───── Available records
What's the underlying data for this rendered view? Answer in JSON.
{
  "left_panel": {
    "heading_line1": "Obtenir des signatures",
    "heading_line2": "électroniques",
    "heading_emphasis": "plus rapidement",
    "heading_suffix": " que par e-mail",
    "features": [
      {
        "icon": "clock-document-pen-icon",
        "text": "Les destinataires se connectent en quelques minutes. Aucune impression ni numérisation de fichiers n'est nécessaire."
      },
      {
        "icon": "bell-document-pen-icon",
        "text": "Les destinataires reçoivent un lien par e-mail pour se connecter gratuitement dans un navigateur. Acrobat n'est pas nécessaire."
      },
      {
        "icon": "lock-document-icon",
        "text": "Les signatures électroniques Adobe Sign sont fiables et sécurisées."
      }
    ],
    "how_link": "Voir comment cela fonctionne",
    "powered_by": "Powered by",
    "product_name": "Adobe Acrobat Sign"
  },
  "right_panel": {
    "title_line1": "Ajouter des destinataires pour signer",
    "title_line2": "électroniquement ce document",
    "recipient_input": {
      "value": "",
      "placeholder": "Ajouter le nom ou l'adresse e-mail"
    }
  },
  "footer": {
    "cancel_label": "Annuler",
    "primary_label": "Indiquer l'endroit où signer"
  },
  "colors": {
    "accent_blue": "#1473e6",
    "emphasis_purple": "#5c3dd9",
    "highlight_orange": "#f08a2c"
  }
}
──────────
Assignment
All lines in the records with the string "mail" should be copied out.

Result of this exercise
    "heading_suffix": " que par e-mail",
        "text": "Les destinataires reçoivent un lien par e-mail pour se connecter gratuitement dans un navigateur. Acrobat n'est pas nécessaire."
      "placeholder": "Ajouter le nom ou l'adresse e-mail"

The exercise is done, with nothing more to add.